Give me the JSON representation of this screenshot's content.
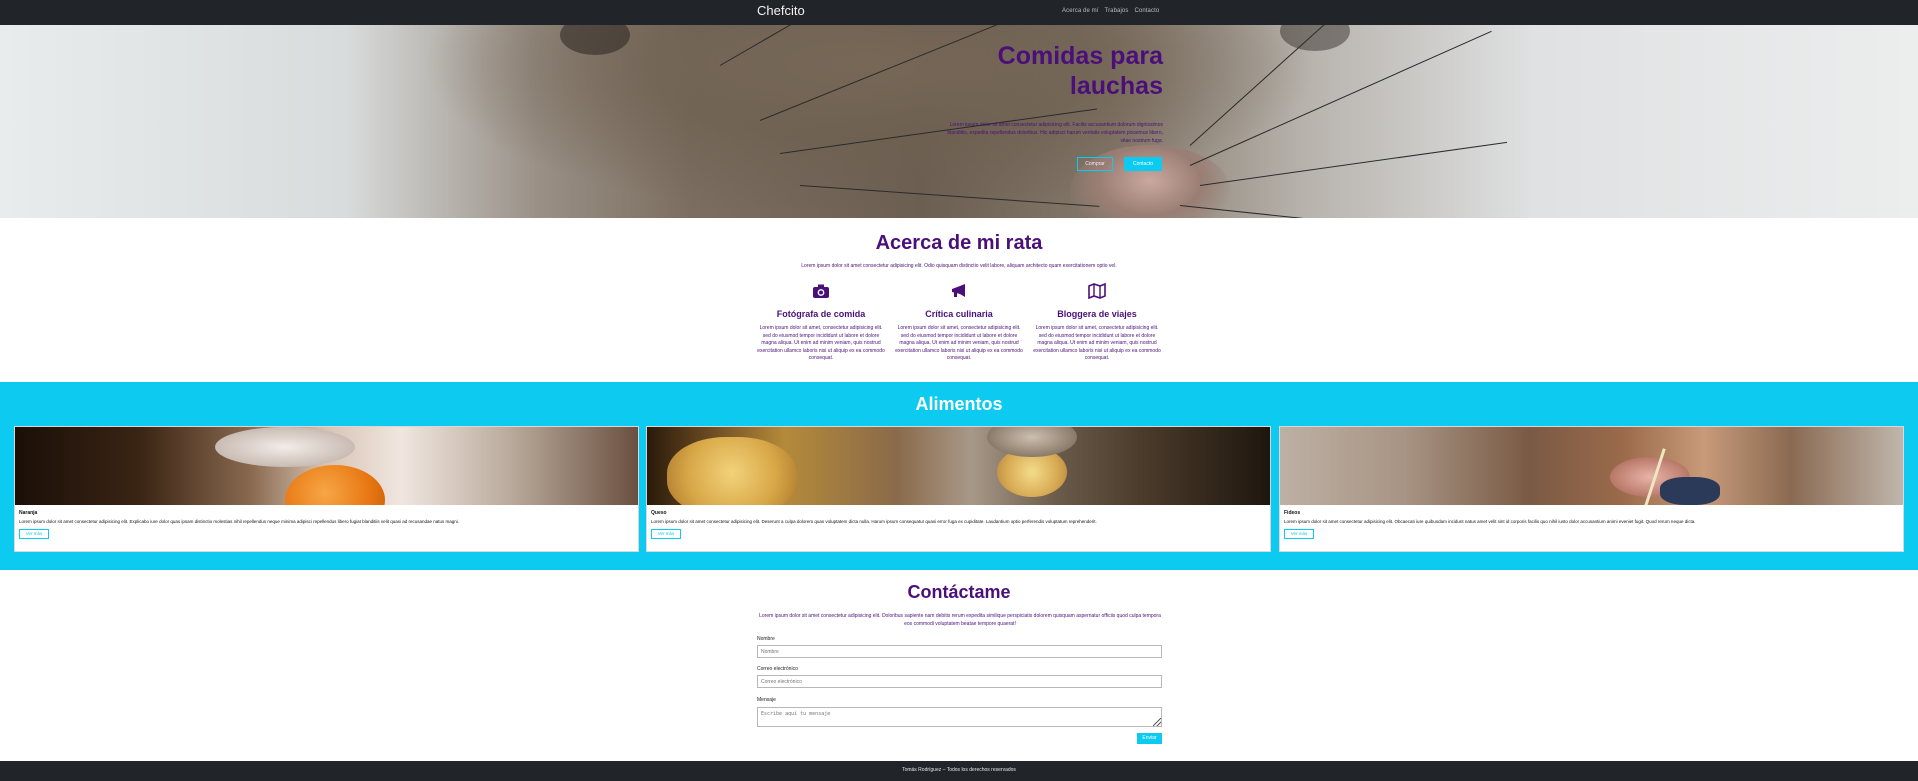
{
  "navbar": {
    "brand": "Chefcito",
    "links": [
      "Acerca de mí",
      "Trabajos",
      "Contacto"
    ]
  },
  "hero": {
    "title": "Comidas para lauchas",
    "text": "Lorem ipsum dolor sit amet consectetur adipisicing elit. Facilis accusantium dolorum dignissimos blanditiis, expedita repellendus doloribus. Hic adipisci harum veritatis voluptatem possimus libero, vitae nostrum fuga.",
    "button_outline": "Comprar",
    "button_solid": "Contacto"
  },
  "about": {
    "title": "Acerca de mi rata",
    "subtitle": "Lorem ipsum dolor sit amet consectetur adipisicing elit. Odio quisquam distinctio velit labore, aliquam architecto quam exercitationem optio vel.",
    "features": [
      {
        "icon": "camera-icon",
        "title": "Fotógrafa de comida",
        "text": "Lorem ipsum dolor sit amet, consectetur adipisicing elit. sed do eiusmod tempor incididunt ut labore et dolore magna aliqua. Ut enim ad minim veniam, quis nostrud exercitation ullamco laboris nisi ut aliquip ex ea commodo consequat."
      },
      {
        "icon": "megaphone-icon",
        "title": "Crítica culinaria",
        "text": "Lorem ipsum dolor sit amet, consectetur adipisicing elit. sed do eiusmod tempor incididunt ut labore et dolore magna aliqua. Ut enim ad minim veniam, quis nostrud exercitation ullamco laboris nisi ut aliquip ex ea commodo consequat."
      },
      {
        "icon": "map-icon",
        "title": "Bloggera de viajes",
        "text": "Lorem ipsum dolor sit amet, consectetur adipisicing elit. sed do eiusmod tempor incididunt ut labore et dolore magna aliqua. Ut enim ad minim veniam, quis nostrud exercitation ullamco laboris nisi ut aliquip ex ea commodo consequat."
      }
    ]
  },
  "foods": {
    "title": "Alimentos",
    "cards": [
      {
        "title": "Naranja",
        "text": "Lorem ipsum dolor sit amet consectetur adipisicing elit. Explicabo iure dolor quas ipsam distinctio molestias nihil repellendus neque minima adipisci repellendus libero fugiat blanditiis velit quasi ad recusandae natus magni.",
        "button": "Ver más"
      },
      {
        "title": "Queso",
        "text": "Lorem ipsum dolor sit amet consectetur adipisicing elit. Deserunt a culpa dolorem quas voluptatem dicta nulla. Harum ipsum consequatur quasi error fuga ex cupiditate. Laudantium optio perferendis voluptatum reprehenderit.",
        "button": "Ver más"
      },
      {
        "title": "Fideos",
        "text": "Lorem ipsum dolor sit amet consectetur adipisicing elit. Obcaecati iure quibusdam incidunt natus amet velit sint id corporis facilis quo nihil iusto dolor accusantium animi eveniet fugit. Quod rerum neque dicta.",
        "button": "Ver más"
      }
    ]
  },
  "contact": {
    "title": "Contáctame",
    "subtitle": "Lorem ipsum dolor sit amet consectetur adipisicing elit. Doloribus sapiente nam debitis rerum expedita similique perspiciatis dolorem quisquam aspernatur officiis quod culpa tempora eos commodi voluptatem beatae tempore quaerat!",
    "fields": [
      {
        "label": "Nombre",
        "placeholder": "Nombre"
      },
      {
        "label": "Correo electrónico",
        "placeholder": "Correo electrónico"
      },
      {
        "label": "Mensaje",
        "placeholder": "Escribe aquí tu mensaje"
      }
    ],
    "send": "Enviar"
  },
  "footer": {
    "text": "Tomás Rodríguez – Todos los derechos reservados"
  }
}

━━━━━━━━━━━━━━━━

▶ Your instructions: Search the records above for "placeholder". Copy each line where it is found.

▶ Answer to the exercise:
        "placeholder": "Nombre"
        "placeholder": "Correo electrónico"
        "placeholder": "Escribe aquí tu mensaje"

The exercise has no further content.